Component data from apps and pages
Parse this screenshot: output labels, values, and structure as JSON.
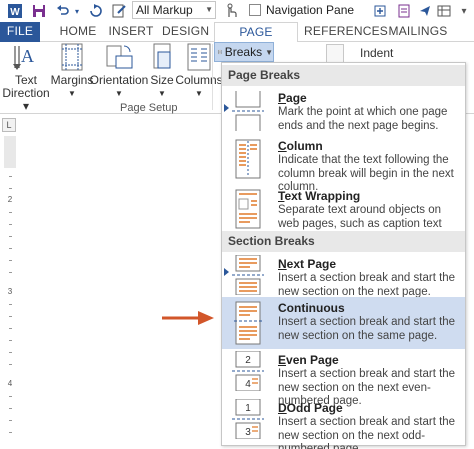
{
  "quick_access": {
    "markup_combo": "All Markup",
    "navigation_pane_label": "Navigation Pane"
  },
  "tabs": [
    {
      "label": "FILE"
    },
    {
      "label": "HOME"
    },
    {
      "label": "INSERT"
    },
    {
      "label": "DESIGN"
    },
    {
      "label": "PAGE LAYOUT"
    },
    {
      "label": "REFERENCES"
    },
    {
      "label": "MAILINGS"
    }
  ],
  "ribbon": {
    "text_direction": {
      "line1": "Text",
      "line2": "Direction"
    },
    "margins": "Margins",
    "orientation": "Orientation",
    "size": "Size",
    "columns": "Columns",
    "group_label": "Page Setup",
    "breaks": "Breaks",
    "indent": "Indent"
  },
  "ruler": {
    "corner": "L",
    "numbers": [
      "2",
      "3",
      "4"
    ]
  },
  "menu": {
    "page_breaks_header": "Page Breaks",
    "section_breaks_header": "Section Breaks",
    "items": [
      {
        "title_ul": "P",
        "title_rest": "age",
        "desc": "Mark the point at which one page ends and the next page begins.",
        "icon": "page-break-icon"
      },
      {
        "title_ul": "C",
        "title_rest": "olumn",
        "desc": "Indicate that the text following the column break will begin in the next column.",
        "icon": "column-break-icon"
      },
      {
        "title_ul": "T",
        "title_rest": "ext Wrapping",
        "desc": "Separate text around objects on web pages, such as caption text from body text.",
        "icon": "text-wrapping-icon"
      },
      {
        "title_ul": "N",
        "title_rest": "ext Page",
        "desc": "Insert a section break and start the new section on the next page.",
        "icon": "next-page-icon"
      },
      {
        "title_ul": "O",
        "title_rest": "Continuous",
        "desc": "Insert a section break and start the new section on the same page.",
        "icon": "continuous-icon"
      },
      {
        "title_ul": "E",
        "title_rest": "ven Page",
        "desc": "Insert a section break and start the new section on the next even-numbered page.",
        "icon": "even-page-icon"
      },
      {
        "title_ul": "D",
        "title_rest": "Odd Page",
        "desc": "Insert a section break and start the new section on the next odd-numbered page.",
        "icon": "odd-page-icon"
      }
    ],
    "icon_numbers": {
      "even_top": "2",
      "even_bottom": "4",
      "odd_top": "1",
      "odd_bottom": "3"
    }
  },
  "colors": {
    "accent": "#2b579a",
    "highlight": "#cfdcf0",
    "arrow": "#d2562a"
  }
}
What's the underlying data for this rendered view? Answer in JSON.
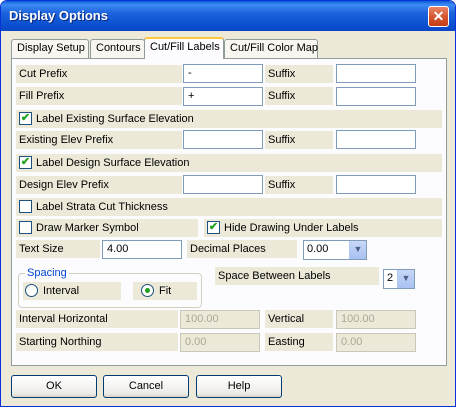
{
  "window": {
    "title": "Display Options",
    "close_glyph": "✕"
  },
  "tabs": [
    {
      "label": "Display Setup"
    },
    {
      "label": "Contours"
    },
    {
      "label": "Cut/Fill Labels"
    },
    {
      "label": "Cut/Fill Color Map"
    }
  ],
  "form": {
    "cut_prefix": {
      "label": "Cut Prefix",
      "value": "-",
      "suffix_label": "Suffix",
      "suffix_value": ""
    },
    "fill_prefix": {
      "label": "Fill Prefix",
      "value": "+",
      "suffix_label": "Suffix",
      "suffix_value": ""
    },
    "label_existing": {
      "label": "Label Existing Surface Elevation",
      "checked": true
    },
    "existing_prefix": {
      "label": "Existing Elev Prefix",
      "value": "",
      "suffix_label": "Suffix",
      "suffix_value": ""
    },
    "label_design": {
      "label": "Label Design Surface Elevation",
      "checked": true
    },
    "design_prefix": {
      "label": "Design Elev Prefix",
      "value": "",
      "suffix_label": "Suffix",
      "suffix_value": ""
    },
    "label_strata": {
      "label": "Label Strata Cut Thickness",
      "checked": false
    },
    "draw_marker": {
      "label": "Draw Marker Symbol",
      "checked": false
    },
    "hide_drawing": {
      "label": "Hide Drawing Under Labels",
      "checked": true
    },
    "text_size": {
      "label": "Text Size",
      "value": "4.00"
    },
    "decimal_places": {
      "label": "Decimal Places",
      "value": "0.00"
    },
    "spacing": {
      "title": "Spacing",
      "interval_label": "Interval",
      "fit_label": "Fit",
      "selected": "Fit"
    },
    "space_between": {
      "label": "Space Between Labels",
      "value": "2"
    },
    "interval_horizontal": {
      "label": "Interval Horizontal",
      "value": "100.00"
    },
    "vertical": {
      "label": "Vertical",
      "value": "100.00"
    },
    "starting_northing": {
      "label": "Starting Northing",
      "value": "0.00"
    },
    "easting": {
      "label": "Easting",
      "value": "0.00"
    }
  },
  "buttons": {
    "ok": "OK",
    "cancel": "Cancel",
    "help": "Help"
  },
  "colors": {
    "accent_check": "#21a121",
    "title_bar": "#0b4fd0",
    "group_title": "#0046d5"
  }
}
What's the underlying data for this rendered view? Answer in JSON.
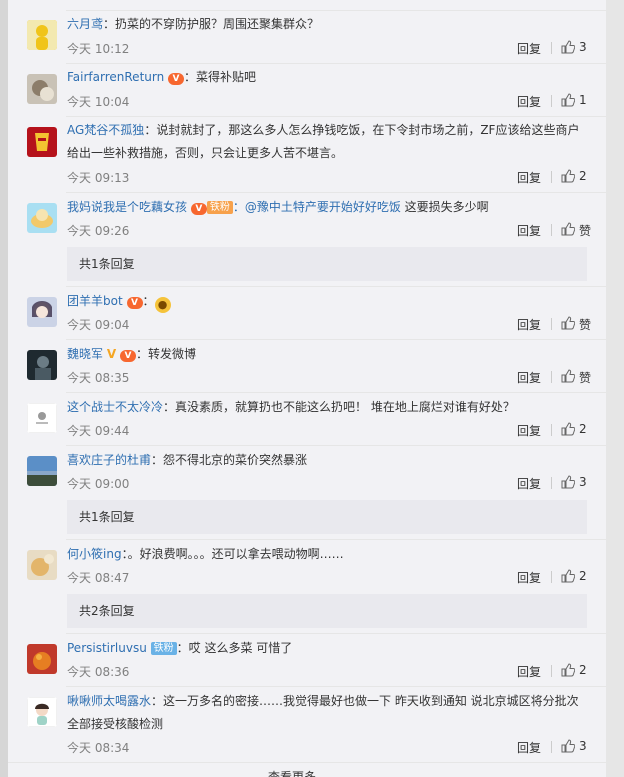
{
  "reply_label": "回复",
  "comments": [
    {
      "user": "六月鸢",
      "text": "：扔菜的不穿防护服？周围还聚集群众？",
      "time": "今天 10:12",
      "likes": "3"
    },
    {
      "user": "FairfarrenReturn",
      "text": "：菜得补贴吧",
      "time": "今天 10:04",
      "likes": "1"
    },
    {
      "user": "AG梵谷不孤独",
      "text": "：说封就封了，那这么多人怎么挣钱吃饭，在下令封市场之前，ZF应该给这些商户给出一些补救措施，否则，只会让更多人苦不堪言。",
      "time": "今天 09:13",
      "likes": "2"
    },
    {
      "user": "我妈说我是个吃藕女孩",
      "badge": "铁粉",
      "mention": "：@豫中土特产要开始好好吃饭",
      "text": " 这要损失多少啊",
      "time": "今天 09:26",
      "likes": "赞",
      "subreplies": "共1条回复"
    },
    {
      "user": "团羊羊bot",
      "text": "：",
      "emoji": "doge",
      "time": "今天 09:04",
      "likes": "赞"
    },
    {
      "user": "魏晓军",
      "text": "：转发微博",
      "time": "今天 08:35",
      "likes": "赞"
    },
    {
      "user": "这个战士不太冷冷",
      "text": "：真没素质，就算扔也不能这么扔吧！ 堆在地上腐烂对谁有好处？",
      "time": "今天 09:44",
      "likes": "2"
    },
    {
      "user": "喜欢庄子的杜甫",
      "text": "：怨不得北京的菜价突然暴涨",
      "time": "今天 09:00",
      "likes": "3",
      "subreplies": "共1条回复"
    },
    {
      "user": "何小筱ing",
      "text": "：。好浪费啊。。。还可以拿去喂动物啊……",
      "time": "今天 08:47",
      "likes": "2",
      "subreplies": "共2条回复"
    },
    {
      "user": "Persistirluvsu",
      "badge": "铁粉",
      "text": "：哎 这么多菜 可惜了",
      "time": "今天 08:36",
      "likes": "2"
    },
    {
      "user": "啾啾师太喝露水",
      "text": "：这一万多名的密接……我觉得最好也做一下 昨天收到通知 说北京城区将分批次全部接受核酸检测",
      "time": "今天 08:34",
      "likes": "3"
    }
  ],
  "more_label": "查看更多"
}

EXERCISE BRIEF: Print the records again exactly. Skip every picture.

SOLUTION:
Parse this screenshot: output labels, values, and structure as JSON.
{
  "quick_access": {
    "markup_combo": "All Markup",
    "navigation_pane_label": "Navigation Pane"
  },
  "tabs": [
    {
      "label": "FILE"
    },
    {
      "label": "HOME"
    },
    {
      "label": "INSERT"
    },
    {
      "label": "DESIGN"
    },
    {
      "label": "PAGE LAYOUT"
    },
    {
      "label": "REFERENCES"
    },
    {
      "label": "MAILINGS"
    }
  ],
  "ribbon": {
    "text_direction": {
      "line1": "Text",
      "line2": "Direction"
    },
    "margins": "Margins",
    "orientation": "Orientation",
    "size": "Size",
    "columns": "Columns",
    "group_label": "Page Setup",
    "breaks": "Breaks",
    "indent": "Indent"
  },
  "ruler": {
    "corner": "L",
    "numbers": [
      "2",
      "3",
      "4"
    ]
  },
  "menu": {
    "page_breaks_header": "Page Breaks",
    "section_breaks_header": "Section Breaks",
    "items": [
      {
        "title_ul": "P",
        "title_rest": "age",
        "desc": "Mark the point at which one page ends and the next page begins.",
        "icon": "page-break-icon"
      },
      {
        "title_ul": "C",
        "title_rest": "olumn",
        "desc": "Indicate that the text following the column break will begin in the next column.",
        "icon": "column-break-icon"
      },
      {
        "title_ul": "T",
        "title_rest": "ext Wrapping",
        "desc": "Separate text around objects on web pages, such as caption text from body text.",
        "icon": "text-wrapping-icon"
      },
      {
        "title_ul": "N",
        "title_rest": "ext Page",
        "desc": "Insert a section break and start the new section on the next page.",
        "icon": "next-page-icon"
      },
      {
        "title_ul": "O",
        "title_rest": "Continuous",
        "desc": "Insert a section break and start the new section on the same page.",
        "icon": "continuous-icon"
      },
      {
        "title_ul": "E",
        "title_rest": "ven Page",
        "desc": "Insert a section break and start the new section on the next even-numbered page.",
        "icon": "even-page-icon"
      },
      {
        "title_ul": "D",
        "title_rest": "Odd Page",
        "desc": "Insert a section break and start the new section on the next odd-numbered page.",
        "icon": "odd-page-icon"
      }
    ],
    "icon_numbers": {
      "even_top": "2",
      "even_bottom": "4",
      "odd_top": "1",
      "odd_bottom": "3"
    }
  },
  "colors": {
    "accent": "#2b579a",
    "highlight": "#cfdcf0",
    "arrow": "#d2562a"
  }
}
What's the underlying data for this rendered view? Answer in JSON.
{
  "window": {
    "title": "Display Options",
    "close_glyph": "✕"
  },
  "tabs": [
    {
      "label": "Display Setup"
    },
    {
      "label": "Contours"
    },
    {
      "label": "Cut/Fill Labels"
    },
    {
      "label": "Cut/Fill Color Map"
    }
  ],
  "form": {
    "cut_prefix": {
      "label": "Cut Prefix",
      "value": "-",
      "suffix_label": "Suffix",
      "suffix_value": ""
    },
    "fill_prefix": {
      "label": "Fill Prefix",
      "value": "+",
      "suffix_label": "Suffix",
      "suffix_value": ""
    },
    "label_existing": {
      "label": "Label Existing Surface Elevation",
      "checked": true
    },
    "existing_prefix": {
      "label": "Existing Elev Prefix",
      "value": "",
      "suffix_label": "Suffix",
      "suffix_value": ""
    },
    "label_design": {
      "label": "Label Design Surface Elevation",
      "checked": true
    },
    "design_prefix": {
      "label": "Design Elev Prefix",
      "value": "",
      "suffix_label": "Suffix",
      "suffix_value": ""
    },
    "label_strata": {
      "label": "Label Strata Cut Thickness",
      "checked": false
    },
    "draw_marker": {
      "label": "Draw Marker Symbol",
      "checked": false
    },
    "hide_drawing": {
      "label": "Hide Drawing Under Labels",
      "checked": true
    },
    "text_size": {
      "label": "Text Size",
      "value": "4.00"
    },
    "decimal_places": {
      "label": "Decimal Places",
      "value": "0.00"
    },
    "spacing": {
      "title": "Spacing",
      "interval_label": "Interval",
      "fit_label": "Fit",
      "selected": "Fit"
    },
    "space_between": {
      "label": "Space Between Labels",
      "value": "2"
    },
    "interval_horizontal": {
      "label": "Interval Horizontal",
      "value": "100.00"
    },
    "vertical": {
      "label": "Vertical",
      "value": "100.00"
    },
    "starting_northing": {
      "label": "Starting Northing",
      "value": "0.00"
    },
    "easting": {
      "label": "Easting",
      "value": "0.00"
    }
  },
  "buttons": {
    "ok": "OK",
    "cancel": "Cancel",
    "help": "Help"
  },
  "colors": {
    "accent_check": "#21a121",
    "title_bar": "#0b4fd0",
    "group_title": "#0046d5"
  }
}
What's the underlying data for this rendered view? Answer in JSON.
{
  "reply_label": "回复",
  "comments": [
    {
      "user": "六月鸢",
      "text": "：扔菜的不穿防护服？周围还聚集群众？",
      "time": "今天 10:12",
      "likes": "3"
    },
    {
      "user": "FairfarrenReturn",
      "text": "：菜得补贴吧",
      "time": "今天 10:04",
      "likes": "1"
    },
    {
      "user": "AG梵谷不孤独",
      "text": "：说封就封了，那这么多人怎么挣钱吃饭，在下令封市场之前，ZF应该给这些商户给出一些补救措施，否则，只会让更多人苦不堪言。",
      "time": "今天 09:13",
      "likes": "2"
    },
    {
      "user": "我妈说我是个吃藕女孩",
      "badge": "铁粉",
      "mention": "：@豫中土特产要开始好好吃饭",
      "text": " 这要损失多少啊",
      "time": "今天 09:26",
      "likes": "赞",
      "subreplies": "共1条回复"
    },
    {
      "user": "团羊羊bot",
      "text": "：",
      "emoji": "doge",
      "time": "今天 09:04",
      "likes": "赞"
    },
    {
      "user": "魏晓军",
      "text": "：转发微博",
      "time": "今天 08:35",
      "likes": "赞"
    },
    {
      "user": "这个战士不太冷冷",
      "text": "：真没素质，就算扔也不能这么扔吧！ 堆在地上腐烂对谁有好处？",
      "time": "今天 09:44",
      "likes": "2"
    },
    {
      "user": "喜欢庄子的杜甫",
      "text": "：怨不得北京的菜价突然暴涨",
      "time": "今天 09:00",
      "likes": "3",
      "subreplies": "共1条回复"
    },
    {
      "user": "何小筱ing",
      "text": "：。好浪费啊。。。还可以拿去喂动物啊……",
      "time": "今天 08:47",
      "likes": "2",
      "subreplies": "共2条回复"
    },
    {
      "user": "Persistirluvsu",
      "badge": "铁粉",
      "text": "：哎 这么多菜 可惜了",
      "time": "今天 08:36",
      "likes": "2"
    },
    {
      "user": "啾啾师太喝露水",
      "text": "：这一万多名的密接……我觉得最好也做一下 昨天收到通知 说北京城区将分批次全部接受核酸检测",
      "time": "今天 08:34",
      "likes": "3"
    }
  ],
  "more_label": "查看更多"
}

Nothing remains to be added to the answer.